• WHAT TO DO
After locating the line containing "What's the underlying" in the entries below, please write out that line and the rest through the end exactly. Omit pictures.

• RECORDS SHOWN
-----

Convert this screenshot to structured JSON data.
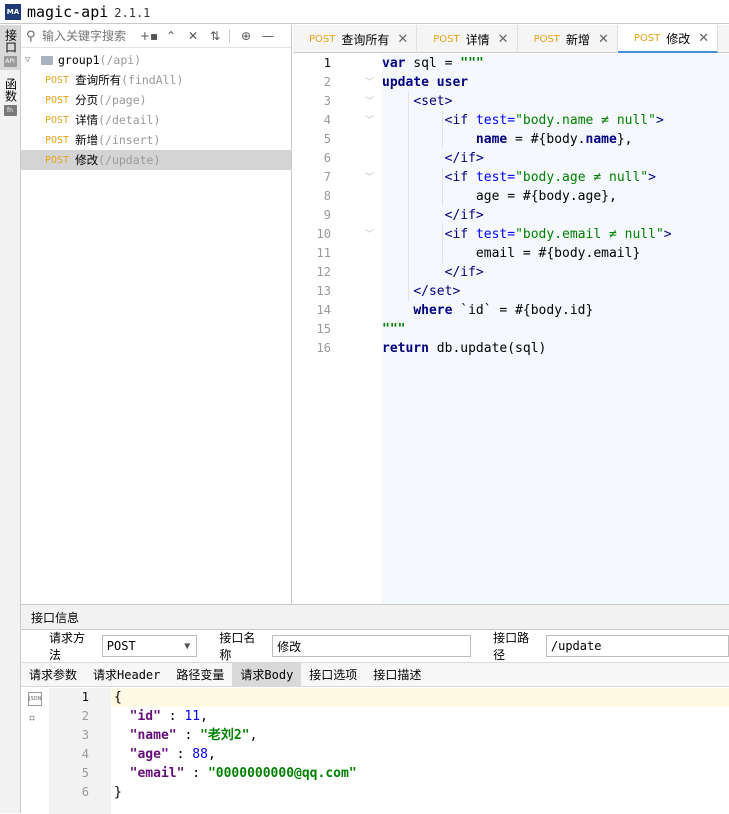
{
  "app": {
    "logo_text": "MA",
    "title": "magic-api",
    "version": "2.1.1"
  },
  "left_strip": {
    "tabs": [
      {
        "label": "接口",
        "badge": "API",
        "active": true
      },
      {
        "label": "函数",
        "badge": "fn",
        "active": false
      }
    ]
  },
  "sidebar": {
    "search_placeholder": "输入关键字搜索",
    "toolbar_icons": [
      "add-icon",
      "expand-collapse-icon",
      "collapse-all-icon",
      "sort-icon",
      "target-icon",
      "minimize-icon"
    ],
    "group": {
      "name": "group1",
      "path": "(/api)"
    },
    "items": [
      {
        "method": "POST",
        "name": "查询所有",
        "path": "(findAll)",
        "selected": false
      },
      {
        "method": "POST",
        "name": "分页",
        "path": "(/page)",
        "selected": false
      },
      {
        "method": "POST",
        "name": "详情",
        "path": "(/detail)",
        "selected": false
      },
      {
        "method": "POST",
        "name": "新增",
        "path": "(/insert)",
        "selected": false
      },
      {
        "method": "POST",
        "name": "修改",
        "path": "(/update)",
        "selected": true
      }
    ]
  },
  "editor": {
    "tabs": [
      {
        "method": "POST",
        "name": "查询所有",
        "active": false
      },
      {
        "method": "POST",
        "name": "详情",
        "active": false
      },
      {
        "method": "POST",
        "name": "新增",
        "active": false
      },
      {
        "method": "POST",
        "name": "修改",
        "active": true
      }
    ],
    "current_line": 1,
    "lines": [
      "1",
      "2",
      "3",
      "4",
      "5",
      "6",
      "7",
      "8",
      "9",
      "10",
      "11",
      "12",
      "13",
      "14",
      "15",
      "16"
    ]
  },
  "bottom": {
    "header": "接口信息",
    "method_label": "请求方法",
    "method_value": "POST",
    "name_label": "接口名称",
    "name_value": "修改",
    "path_label": "接口路径",
    "path_value": "/update",
    "subtabs": [
      "请求参数",
      "请求Header",
      "路径变量",
      "请求Body",
      "接口选项",
      "接口描述"
    ],
    "active_subtab": "请求Body",
    "json_lines": [
      "1",
      "2",
      "3",
      "4",
      "5",
      "6"
    ],
    "body": {
      "id_key": "\"id\"",
      "id_value": "11",
      "name_key": "\"name\"",
      "name_value": "\"老刘2\"",
      "age_key": "\"age\"",
      "age_value": "88",
      "email_key": "\"email\"",
      "email_value": "\"0000000000@qq.com\""
    }
  }
}
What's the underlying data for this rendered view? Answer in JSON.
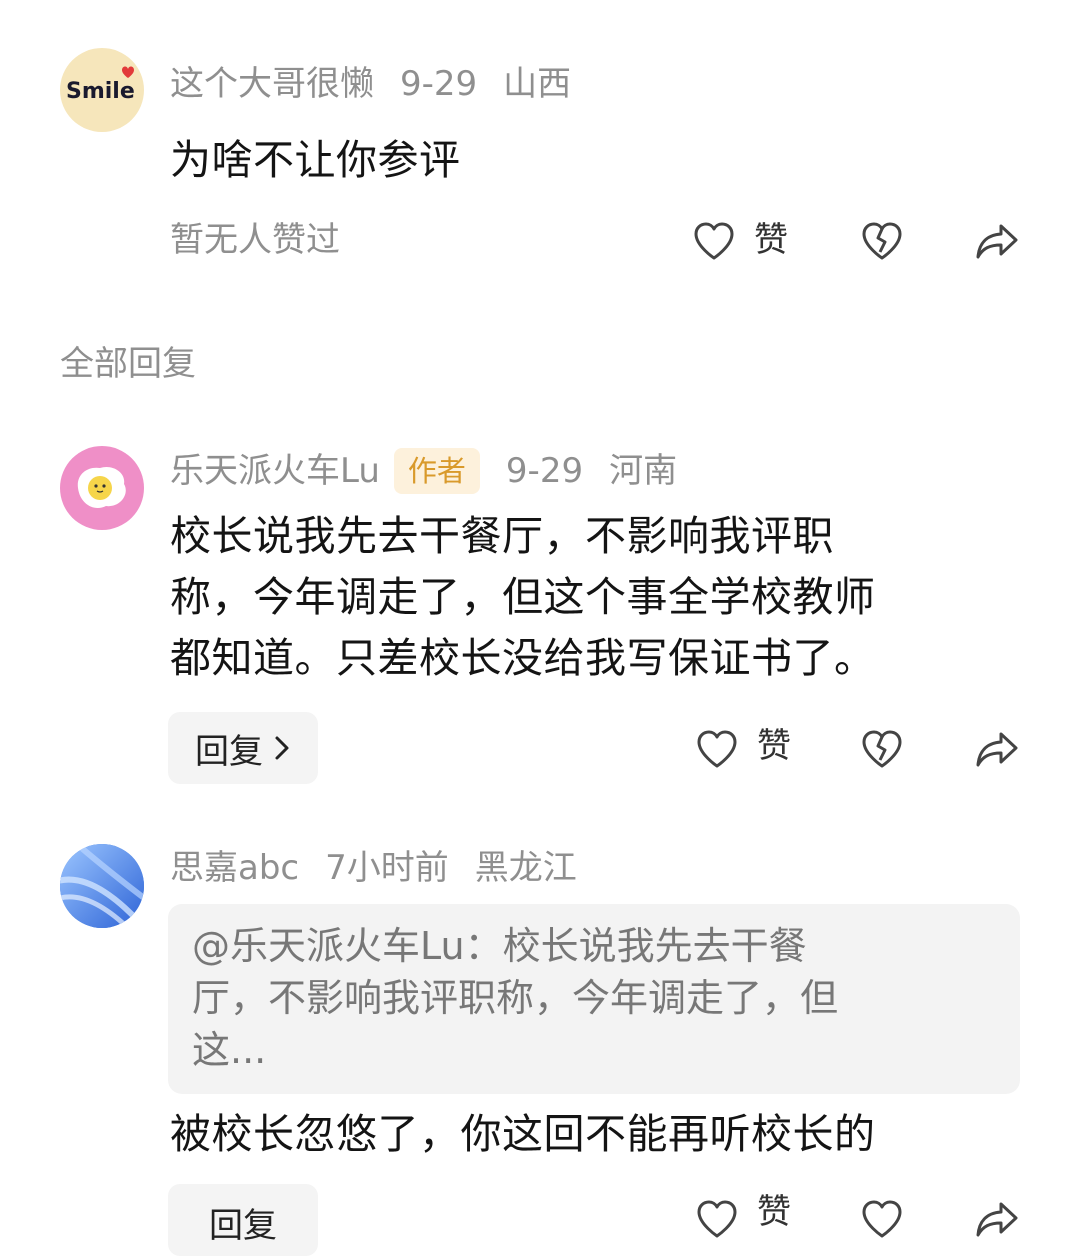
{
  "top_comment": {
    "username": "这个大哥很懒",
    "date": "9-29",
    "location": "山西",
    "text": "为啥不让你参评",
    "likes_text": "暂无人赞过",
    "like_label": "赞",
    "avatar_text": "Smile"
  },
  "section_title": "全部回复",
  "replies": [
    {
      "username": "乐天派火车Lu",
      "badge": "作者",
      "date": "9-29",
      "location": "河南",
      "text_lines": [
        "校长说我先去干餐厅，不影响我评职",
        "称，今年调走了，但这个事全学校教师",
        "都知道。只差校长没给我写保证书了。"
      ],
      "reply_label": "回复",
      "like_label": "赞"
    },
    {
      "username": "思嘉abc",
      "date": "7小时前",
      "location": "黑龙江",
      "quote_lines": [
        "@乐天派火车Lu：校长说我先去干餐",
        "厅，不影响我评职称，今年调走了，但",
        "这..."
      ],
      "text": "被校长忽悠了，你这回不能再听校长的",
      "reply_label": "回复",
      "like_label": "赞"
    }
  ],
  "icons": [
    "heart-icon",
    "broken-heart-icon",
    "share-icon",
    "chevron-right-icon"
  ]
}
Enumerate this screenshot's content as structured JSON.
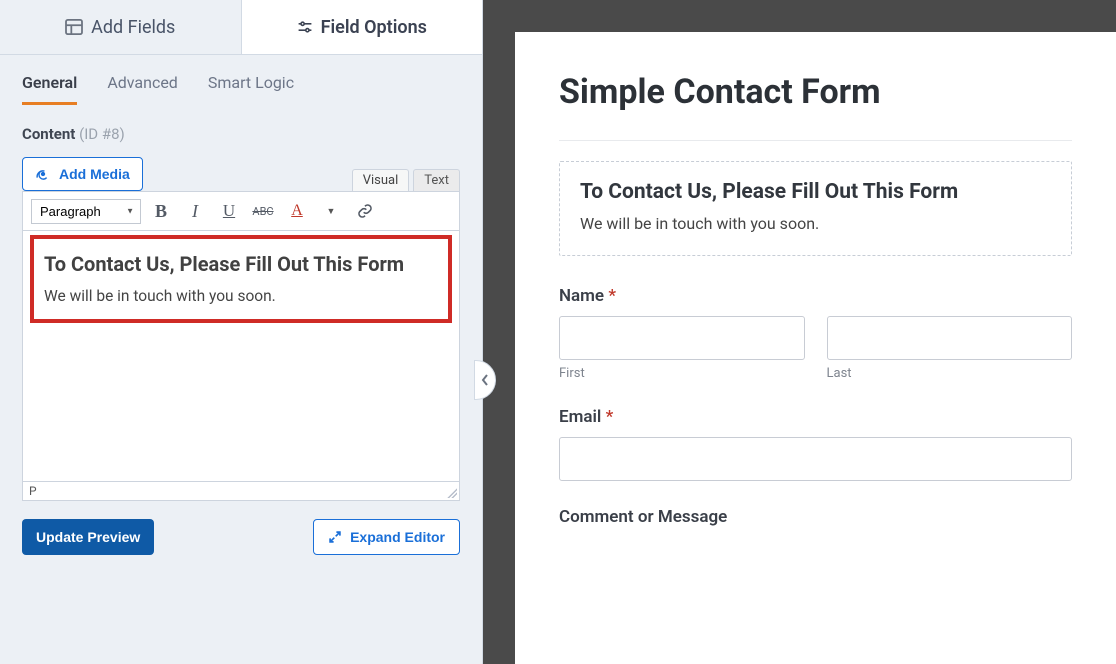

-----

• ANSWER
What's the underlying data for this rendered view? Answer in JSON.
{
  "top_comment": {
    "username": "这个大哥很懒",
    "date": "9-29",
    "location": "山西",
    "text": "为啥不让你参评",
    "likes_text": "暂无人赞过",
    "like_label": "赞",
    "avatar_text": "Smile"
  },
  "section_title": "全部回复",
  "replies": [
    {
      "username": "乐天派火车Lu",
      "badge": "作者",
      "date": "9-29",
      "location": "河南",
      "text_lines": [
        "校长说我先去干餐厅，不影响我评职",
        "称，今年调走了，但这个事全学校教师",
        "都知道。只差校长没给我写保证书了。"
      ],
      "reply_label": "回复",
      "like_label": "赞"
    },
    {
      "username": "思嘉abc",
      "date": "7小时前",
      "location": "黑龙江",
      "quote_lines": [
        "@乐天派火车Lu：校长说我先去干餐",
        "厅，不影响我评职称，今年调走了，但",
        "这..."
      ],
      "text": "被校长忽悠了，你这回不能再听校长的",
      "reply_label": "回复",
      "like_label": "赞"
    }
  ],
  "icons": [
    "heart-icon",
    "broken-heart-icon",
    "share-icon",
    "chevron-right-icon"
  ]
}
Enumerate this screenshot's content as structured JSON.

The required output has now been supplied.